Managed funds operate in a similar way. However, these publicly-offered unit trusts often have many more than ten unit holders.
Also, rather than a trustee, there is a responsible entity to oversee the fund’s assets and operations. We will explore managed funds in more detail in the Investments module.
Let’s say the unit trust earned the income shown in the first table opposite for the year, which totals $14,000. Each of the ten unit holders will usually receive a proportional amount of income according to their unit holding, or 10% each in this case as shown in the second table, being a total of $1,400.
The $1,400 is added to the individual’s other income to calculate the total assessable income, although it may be adjusted for imputation credits if the dividends were fully franked (in this case an additional $171 each if they were from a public company) and reduced for capital gains that were held for more than 12 months ($150 reduction).
*Note if the unit holder is a super fund or individual, and the asset was held for more than one year, a discount in the taxable capital gains may be available.
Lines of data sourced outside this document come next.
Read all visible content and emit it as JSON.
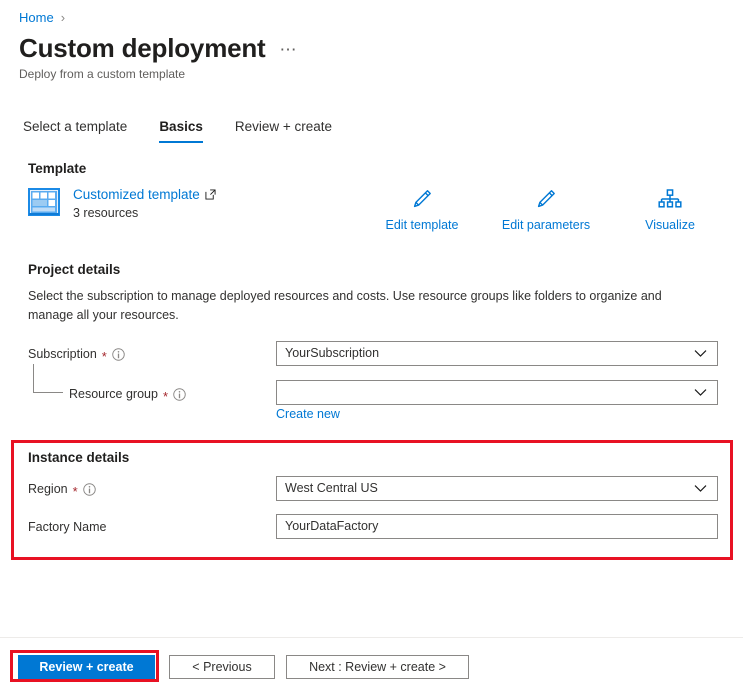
{
  "breadcrumb": {
    "items": [
      {
        "label": "Home",
        "icon": ""
      }
    ],
    "separator": "›"
  },
  "header": {
    "title": "Custom deployment",
    "subtitle": "Deploy from a custom template",
    "more_menu": "⋯"
  },
  "tabs": [
    {
      "label": "Select a template",
      "active": false
    },
    {
      "label": "Basics",
      "active": true
    },
    {
      "label": "Review + create",
      "active": false
    }
  ],
  "template_section": {
    "heading": "Template",
    "link_label": "Customized template",
    "link_icon": "external-link-icon",
    "resource_count": "3 resources",
    "card_icon": "template-grid-icon",
    "actions": [
      {
        "label": "Edit template",
        "icon": "pencil-icon"
      },
      {
        "label": "Edit parameters",
        "icon": "pencil-icon"
      },
      {
        "label": "Visualize",
        "icon": "hierarchy-icon"
      }
    ]
  },
  "project_details": {
    "heading": "Project details",
    "description": "Select the subscription to manage deployed resources and costs. Use resource groups like folders to organize and manage all your resources.",
    "fields": [
      {
        "label": "Subscription",
        "required": "*",
        "info": "ⓘ",
        "value": "YourSubscription",
        "type": "dropdown"
      },
      {
        "label": "Resource group",
        "required": "*",
        "info": "ⓘ",
        "value": "",
        "type": "dropdown"
      }
    ],
    "create_new_label": "Create new"
  },
  "instance_details": {
    "heading": "Instance details",
    "highlighted": true,
    "fields": [
      {
        "label": "Region",
        "required": "*",
        "info": "ⓘ",
        "value": "West Central US",
        "type": "dropdown"
      },
      {
        "label": "Factory Name",
        "required": "",
        "info": "",
        "value": "YourDataFactory",
        "type": "text"
      }
    ]
  },
  "footer": {
    "primary_button": "Review + create",
    "previous_button": "< Previous",
    "next_button": "Next : Review + create >",
    "primary_highlighted": true
  },
  "colors": {
    "accent": "#0078d4",
    "link": "#0078d4",
    "highlight": "#e81123",
    "required": "#a4262c",
    "text": "#323130",
    "border": "#8a8886"
  }
}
Imputation or franking credits may also flow through to the beneficiaries and be added to assessable income.